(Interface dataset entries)
++++++++

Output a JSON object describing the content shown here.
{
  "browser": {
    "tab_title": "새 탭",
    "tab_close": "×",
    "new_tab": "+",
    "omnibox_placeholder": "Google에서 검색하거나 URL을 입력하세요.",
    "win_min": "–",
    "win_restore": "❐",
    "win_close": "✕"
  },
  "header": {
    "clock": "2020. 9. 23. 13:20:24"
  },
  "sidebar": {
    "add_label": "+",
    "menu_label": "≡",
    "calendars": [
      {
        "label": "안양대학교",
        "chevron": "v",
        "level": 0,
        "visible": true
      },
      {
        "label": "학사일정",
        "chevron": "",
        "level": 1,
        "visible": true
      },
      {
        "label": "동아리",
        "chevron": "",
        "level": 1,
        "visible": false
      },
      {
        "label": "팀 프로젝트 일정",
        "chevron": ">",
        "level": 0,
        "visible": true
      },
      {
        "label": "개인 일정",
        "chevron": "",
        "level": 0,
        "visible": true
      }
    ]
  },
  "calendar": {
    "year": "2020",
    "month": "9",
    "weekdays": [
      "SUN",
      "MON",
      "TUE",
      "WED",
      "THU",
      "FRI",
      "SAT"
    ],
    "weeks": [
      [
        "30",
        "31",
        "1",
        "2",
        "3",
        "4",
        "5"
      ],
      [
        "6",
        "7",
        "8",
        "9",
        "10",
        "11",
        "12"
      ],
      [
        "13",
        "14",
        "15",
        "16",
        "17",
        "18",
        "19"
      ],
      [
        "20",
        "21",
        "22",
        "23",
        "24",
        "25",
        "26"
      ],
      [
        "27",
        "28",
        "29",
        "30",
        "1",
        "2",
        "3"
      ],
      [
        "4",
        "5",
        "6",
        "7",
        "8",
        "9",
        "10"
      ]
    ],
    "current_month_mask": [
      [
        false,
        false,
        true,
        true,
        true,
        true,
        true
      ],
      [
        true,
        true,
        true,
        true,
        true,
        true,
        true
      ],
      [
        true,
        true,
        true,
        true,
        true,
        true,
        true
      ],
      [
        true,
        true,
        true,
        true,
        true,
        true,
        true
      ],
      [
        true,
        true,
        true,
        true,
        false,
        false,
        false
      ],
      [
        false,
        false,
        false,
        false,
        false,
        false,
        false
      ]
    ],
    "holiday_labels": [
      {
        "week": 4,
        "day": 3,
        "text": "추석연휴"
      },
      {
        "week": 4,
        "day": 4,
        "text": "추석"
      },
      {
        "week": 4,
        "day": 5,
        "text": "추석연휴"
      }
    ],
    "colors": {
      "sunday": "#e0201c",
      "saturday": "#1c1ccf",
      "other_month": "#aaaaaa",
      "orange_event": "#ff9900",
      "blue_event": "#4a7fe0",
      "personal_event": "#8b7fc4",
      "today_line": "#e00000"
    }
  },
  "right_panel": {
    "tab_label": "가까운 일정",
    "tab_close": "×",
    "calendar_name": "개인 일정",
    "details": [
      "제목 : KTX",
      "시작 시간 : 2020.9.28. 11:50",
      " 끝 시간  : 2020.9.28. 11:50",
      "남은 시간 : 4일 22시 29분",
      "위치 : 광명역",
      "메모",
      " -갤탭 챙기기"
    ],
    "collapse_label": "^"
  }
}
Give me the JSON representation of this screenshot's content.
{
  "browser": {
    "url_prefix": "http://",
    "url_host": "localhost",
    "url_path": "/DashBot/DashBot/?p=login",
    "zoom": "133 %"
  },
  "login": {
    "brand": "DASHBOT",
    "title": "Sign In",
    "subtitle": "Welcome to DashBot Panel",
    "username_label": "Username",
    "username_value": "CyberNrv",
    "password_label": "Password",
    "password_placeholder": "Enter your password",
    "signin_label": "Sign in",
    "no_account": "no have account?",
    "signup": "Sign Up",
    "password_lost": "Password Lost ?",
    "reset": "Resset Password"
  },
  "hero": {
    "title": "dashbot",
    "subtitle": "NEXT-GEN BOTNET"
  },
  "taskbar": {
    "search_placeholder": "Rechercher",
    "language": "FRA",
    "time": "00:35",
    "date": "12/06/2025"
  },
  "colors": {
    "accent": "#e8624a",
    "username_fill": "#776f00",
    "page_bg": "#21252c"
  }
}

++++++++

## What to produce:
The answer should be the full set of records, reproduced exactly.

## Task output:
Output a JSON object describing the content shown here.
{
  "browser": {
    "tab_title": "새 탭",
    "tab_close": "×",
    "new_tab": "+",
    "omnibox_placeholder": "Google에서 검색하거나 URL을 입력하세요.",
    "win_min": "–",
    "win_restore": "❐",
    "win_close": "✕"
  },
  "header": {
    "clock": "2020. 9. 23. 13:20:24"
  },
  "sidebar": {
    "add_label": "+",
    "menu_label": "≡",
    "calendars": [
      {
        "label": "안양대학교",
        "chevron": "v",
        "level": 0,
        "visible": true
      },
      {
        "label": "학사일정",
        "chevron": "",
        "level": 1,
        "visible": true
      },
      {
        "label": "동아리",
        "chevron": "",
        "level": 1,
        "visible": false
      },
      {
        "label": "팀 프로젝트 일정",
        "chevron": ">",
        "level": 0,
        "visible": true
      },
      {
        "label": "개인 일정",
        "chevron": "",
        "level": 0,
        "visible": true
      }
    ]
  },
  "calendar": {
    "year": "2020",
    "month": "9",
    "weekdays": [
      "SUN",
      "MON",
      "TUE",
      "WED",
      "THU",
      "FRI",
      "SAT"
    ],
    "weeks": [
      [
        "30",
        "31",
        "1",
        "2",
        "3",
        "4",
        "5"
      ],
      [
        "6",
        "7",
        "8",
        "9",
        "10",
        "11",
        "12"
      ],
      [
        "13",
        "14",
        "15",
        "16",
        "17",
        "18",
        "19"
      ],
      [
        "20",
        "21",
        "22",
        "23",
        "24",
        "25",
        "26"
      ],
      [
        "27",
        "28",
        "29",
        "30",
        "1",
        "2",
        "3"
      ],
      [
        "4",
        "5",
        "6",
        "7",
        "8",
        "9",
        "10"
      ]
    ],
    "current_month_mask": [
      [
        false,
        false,
        true,
        true,
        true,
        true,
        true
      ],
      [
        true,
        true,
        true,
        true,
        true,
        true,
        true
      ],
      [
        true,
        true,
        true,
        true,
        true,
        true,
        true
      ],
      [
        true,
        true,
        true,
        true,
        true,
        true,
        true
      ],
      [
        true,
        true,
        true,
        true,
        false,
        false,
        false
      ],
      [
        false,
        false,
        false,
        false,
        false,
        false,
        false
      ]
    ],
    "holiday_labels": [
      {
        "week": 4,
        "day": 3,
        "text": "추석연휴"
      },
      {
        "week": 4,
        "day": 4,
        "text": "추석"
      },
      {
        "week": 4,
        "day": 5,
        "text": "추석연휴"
      }
    ],
    "colors": {
      "sunday": "#e0201c",
      "saturday": "#1c1ccf",
      "other_month": "#aaaaaa",
      "orange_event": "#ff9900",
      "blue_event": "#4a7fe0",
      "personal_event": "#8b7fc4",
      "today_line": "#e00000"
    }
  },
  "right_panel": {
    "tab_label": "가까운 일정",
    "tab_close": "×",
    "calendar_name": "개인 일정",
    "details": [
      "제목 : KTX",
      "시작 시간 : 2020.9.28. 11:50",
      " 끝 시간  : 2020.9.28. 11:50",
      "남은 시간 : 4일 22시 29분",
      "위치 : 광명역",
      "메모",
      " -갤탭 챙기기"
    ],
    "collapse_label": "^"
  }
}
Give me the JSON representation of this screenshot's content.
{
  "browser": {
    "url_prefix": "http://",
    "url_host": "localhost",
    "url_path": "/DashBot/DashBot/?p=login",
    "zoom": "133 %"
  },
  "login": {
    "brand": "DASHBOT",
    "title": "Sign In",
    "subtitle": "Welcome to DashBot Panel",
    "username_label": "Username",
    "username_value": "CyberNrv",
    "password_label": "Password",
    "password_placeholder": "Enter your password",
    "signin_label": "Sign in",
    "no_account": "no have account?",
    "signup": "Sign Up",
    "password_lost": "Password Lost ?",
    "reset": "Resset Password"
  },
  "hero": {
    "title": "dashbot",
    "subtitle": "NEXT-GEN BOTNET"
  },
  "taskbar": {
    "search_placeholder": "Rechercher",
    "language": "FRA",
    "time": "00:35",
    "date": "12/06/2025"
  },
  "colors": {
    "accent": "#e8624a",
    "username_fill": "#776f00",
    "page_bg": "#21252c"
  }
}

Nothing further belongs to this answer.